(YOUR OBJECTIVE): Images are to be excluded from the copy, and the records below reproduced word for word.

━━━━━ DATA PROVIDED

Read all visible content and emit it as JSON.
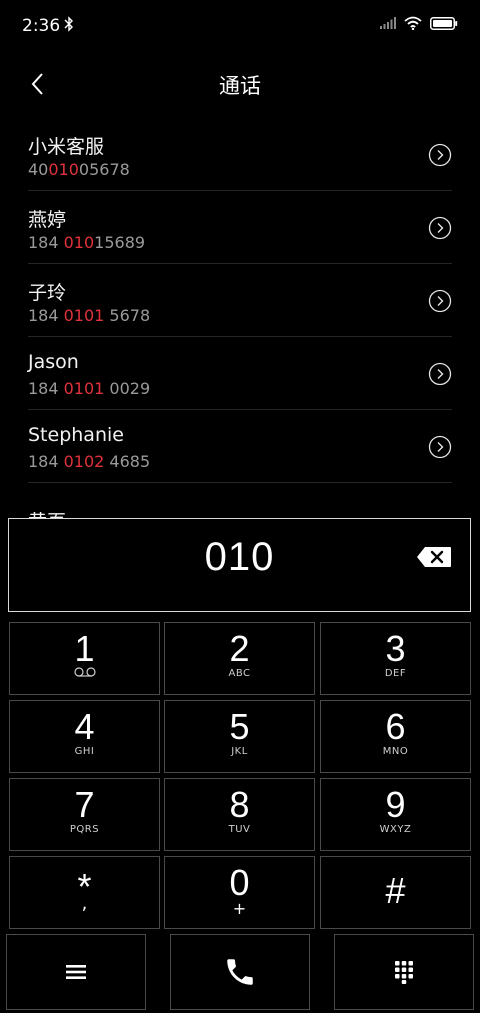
{
  "status_bar": {
    "time": "2:36",
    "icons": [
      "bluetooth-icon",
      "signal-icon",
      "wifi-icon",
      "battery-icon"
    ]
  },
  "header": {
    "title": "通话",
    "back_icon": "chevron-left-icon"
  },
  "contacts": [
    {
      "name": "小米客服",
      "number_pre": "40",
      "number_match": "010",
      "number_post": "05678"
    },
    {
      "name": "燕婷",
      "number_pre": "184 ",
      "number_match": "010",
      "number_post": "15689"
    },
    {
      "name": "子玲",
      "number_pre": "184 ",
      "number_match": "0101",
      "number_post": " 5678"
    },
    {
      "name": "Jason",
      "number_pre": "184 ",
      "number_match": "0101",
      "number_post": " 0029"
    },
    {
      "name": "Stephanie",
      "number_pre": "184 ",
      "number_match": "0102",
      "number_post": " 4685"
    },
    {
      "name": "黄页"
    }
  ],
  "dial": {
    "number": "010",
    "backspace_icon": "backspace-icon"
  },
  "keypad": {
    "keys": [
      {
        "digit": "1",
        "letters": ""
      },
      {
        "digit": "2",
        "letters": "ABC"
      },
      {
        "digit": "3",
        "letters": "DEF"
      },
      {
        "digit": "4",
        "letters": "GHI"
      },
      {
        "digit": "5",
        "letters": "JKL"
      },
      {
        "digit": "6",
        "letters": "MNO"
      },
      {
        "digit": "7",
        "letters": "PQRS"
      },
      {
        "digit": "8",
        "letters": "TUV"
      },
      {
        "digit": "9",
        "letters": "WXYZ"
      },
      {
        "digit": "*",
        "letters": ","
      },
      {
        "digit": "0",
        "letters": "+"
      },
      {
        "digit": "#",
        "letters": ""
      }
    ]
  },
  "actions": {
    "menu_icon": "menu-icon",
    "call_icon": "phone-icon",
    "keypad_icon": "dialpad-icon"
  },
  "colors": {
    "background": "#000000",
    "highlight": "#e0323c",
    "secondary_text": "#9a9a9a"
  }
}
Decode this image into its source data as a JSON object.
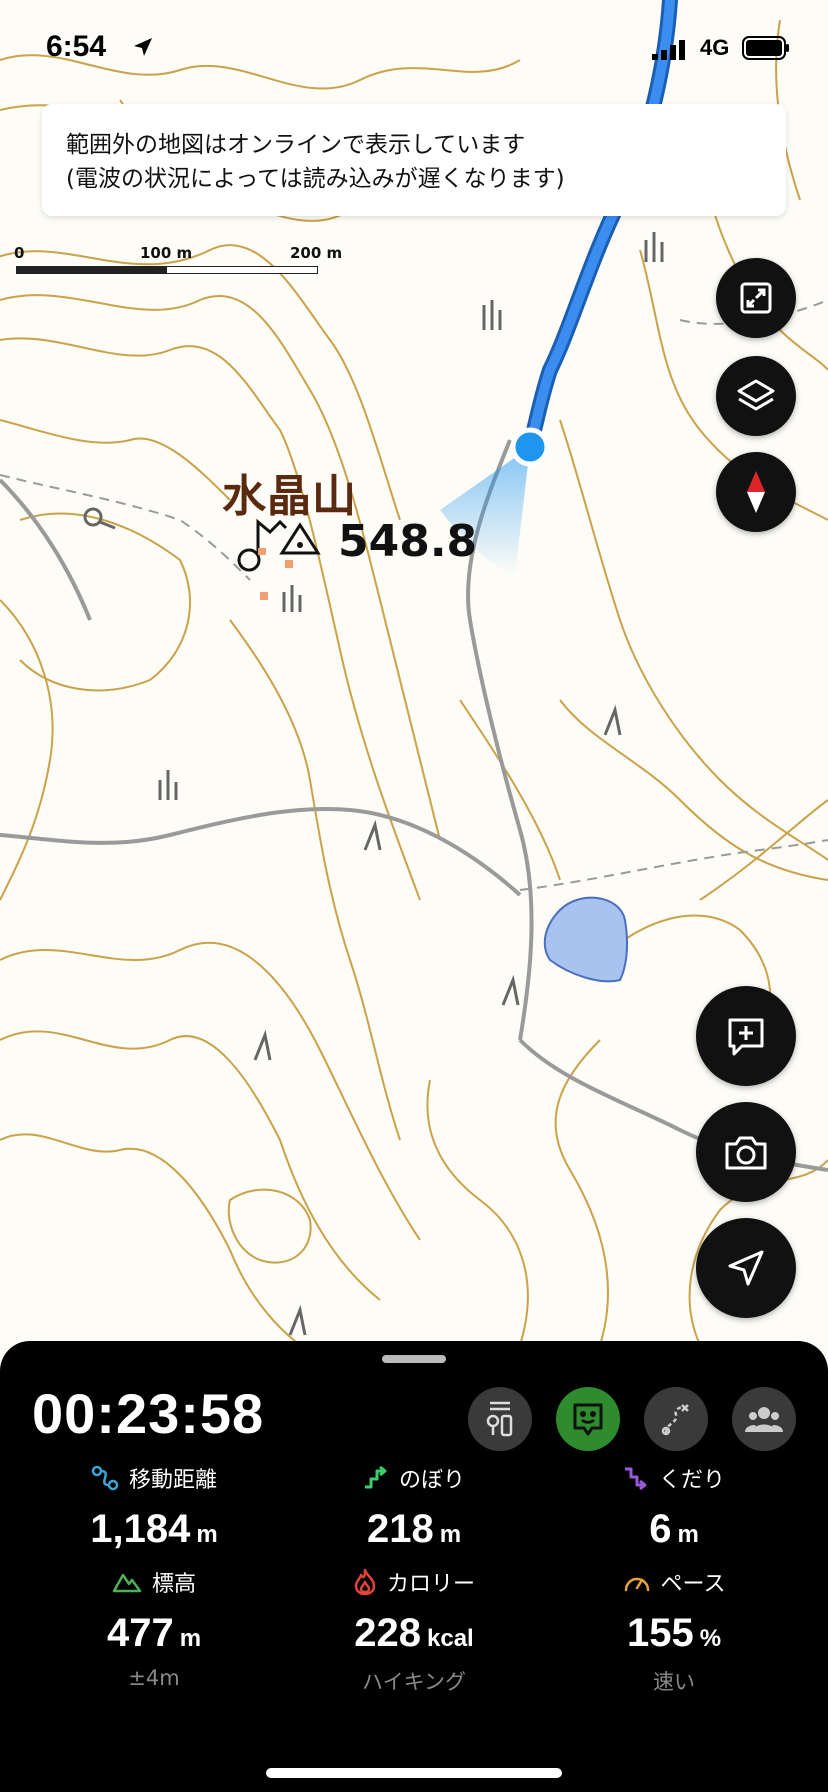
{
  "status_bar": {
    "time": "6:54",
    "network": "4G"
  },
  "notice": {
    "line1": "範囲外の地図はオンラインで表示しています",
    "line2": "(電波の状況によっては読み込みが遅くなります)"
  },
  "scale": {
    "zero": "0",
    "mid": "100 m",
    "max": "200 m"
  },
  "map": {
    "peak_name": "水晶山",
    "peak_elevation": "548.8",
    "colors": {
      "contour": "#c9a24a",
      "trail": "#2f7ddc",
      "road": "#9a9a9a",
      "pond": "#a9c3f0",
      "location": "#1e96f0"
    }
  },
  "map_controls": [
    {
      "name": "expand-button",
      "icon": "expand-icon"
    },
    {
      "name": "layers-button",
      "icon": "layers-icon"
    },
    {
      "name": "compass-button",
      "icon": "compass-icon"
    }
  ],
  "action_buttons": [
    {
      "name": "add-memo-button",
      "icon": "add-memo-icon"
    },
    {
      "name": "camera-button",
      "icon": "camera-icon"
    },
    {
      "name": "locate-button",
      "icon": "navigation-arrow-icon"
    }
  ],
  "panel": {
    "elapsed": "00:23:58",
    "stats": {
      "distance": {
        "label": "移動距離",
        "value": "1,184",
        "unit": "m",
        "icon_color": "#3aa6d8"
      },
      "ascent": {
        "label": "のぼり",
        "value": "218",
        "unit": "m",
        "icon_color": "#3ccf6b"
      },
      "descent": {
        "label": "くだり",
        "value": "6",
        "unit": "m",
        "icon_color": "#9a5bd8"
      },
      "altitude": {
        "label": "標高",
        "value": "477",
        "unit": "m",
        "sub": "±4m",
        "icon_color": "#4fae5a"
      },
      "calorie": {
        "label": "カロリー",
        "value": "228",
        "unit": "kcal",
        "sub": "ハイキング",
        "icon_color": "#e0443a"
      },
      "pace": {
        "label": "ペース",
        "value": "155",
        "unit": "%",
        "sub": "速い",
        "icon_color": "#e8a33a"
      }
    }
  }
}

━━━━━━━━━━

(RESPONSE BELOW):
Read all visible content and emit it as JSON.
{
  "status_bar": {
    "time": "2:36",
    "icons": [
      "bluetooth-icon",
      "signal-icon",
      "wifi-icon",
      "battery-icon"
    ]
  },
  "header": {
    "title": "通话",
    "back_icon": "chevron-left-icon"
  },
  "contacts": [
    {
      "name": "小米客服",
      "number_pre": "40",
      "number_match": "010",
      "number_post": "05678"
    },
    {
      "name": "燕婷",
      "number_pre": "184 ",
      "number_match": "010",
      "number_post": "15689"
    },
    {
      "name": "子玲",
      "number_pre": "184 ",
      "number_match": "0101",
      "number_post": " 5678"
    },
    {
      "name": "Jason",
      "number_pre": "184 ",
      "number_match": "0101",
      "number_post": " 0029"
    },
    {
      "name": "Stephanie",
      "number_pre": "184 ",
      "number_match": "0102",
      "number_post": " 4685"
    },
    {
      "name": "黄页"
    }
  ],
  "dial": {
    "number": "010",
    "backspace_icon": "backspace-icon"
  },
  "keypad": {
    "keys": [
      {
        "digit": "1",
        "letters": ""
      },
      {
        "digit": "2",
        "letters": "ABC"
      },
      {
        "digit": "3",
        "letters": "DEF"
      },
      {
        "digit": "4",
        "letters": "GHI"
      },
      {
        "digit": "5",
        "letters": "JKL"
      },
      {
        "digit": "6",
        "letters": "MNO"
      },
      {
        "digit": "7",
        "letters": "PQRS"
      },
      {
        "digit": "8",
        "letters": "TUV"
      },
      {
        "digit": "9",
        "letters": "WXYZ"
      },
      {
        "digit": "*",
        "letters": ","
      },
      {
        "digit": "0",
        "letters": "+"
      },
      {
        "digit": "#",
        "letters": ""
      }
    ]
  },
  "actions": {
    "menu_icon": "menu-icon",
    "call_icon": "phone-icon",
    "keypad_icon": "dialpad-icon"
  },
  "colors": {
    "background": "#000000",
    "highlight": "#e0323c",
    "secondary_text": "#9a9a9a"
  }
}
Decode this image into its source data as a JSON object.
{
  "status_bar": {
    "time": "6:54",
    "network": "4G"
  },
  "notice": {
    "line1": "範囲外の地図はオンラインで表示しています",
    "line2": "(電波の状況によっては読み込みが遅くなります)"
  },
  "scale": {
    "zero": "0",
    "mid": "100 m",
    "max": "200 m"
  },
  "map": {
    "peak_name": "水晶山",
    "peak_elevation": "548.8",
    "colors": {
      "contour": "#c9a24a",
      "trail": "#2f7ddc",
      "road": "#9a9a9a",
      "pond": "#a9c3f0",
      "location": "#1e96f0"
    }
  },
  "map_controls": [
    {
      "name": "expand-button",
      "icon": "expand-icon"
    },
    {
      "name": "layers-button",
      "icon": "layers-icon"
    },
    {
      "name": "compass-button",
      "icon": "compass-icon"
    }
  ],
  "action_buttons": [
    {
      "name": "add-memo-button",
      "icon": "add-memo-icon"
    },
    {
      "name": "camera-button",
      "icon": "camera-icon"
    },
    {
      "name": "locate-button",
      "icon": "navigation-arrow-icon"
    }
  ],
  "panel": {
    "elapsed": "00:23:58",
    "stats": {
      "distance": {
        "label": "移動距離",
        "value": "1,184",
        "unit": "m",
        "icon_color": "#3aa6d8"
      },
      "ascent": {
        "label": "のぼり",
        "value": "218",
        "unit": "m",
        "icon_color": "#3ccf6b"
      },
      "descent": {
        "label": "くだり",
        "value": "6",
        "unit": "m",
        "icon_color": "#9a5bd8"
      },
      "altitude": {
        "label": "標高",
        "value": "477",
        "unit": "m",
        "sub": "±4m",
        "icon_color": "#4fae5a"
      },
      "calorie": {
        "label": "カロリー",
        "value": "228",
        "unit": "kcal",
        "sub": "ハイキング",
        "icon_color": "#e0443a"
      },
      "pace": {
        "label": "ペース",
        "value": "155",
        "unit": "%",
        "sub": "速い",
        "icon_color": "#e8a33a"
      }
    }
  }
}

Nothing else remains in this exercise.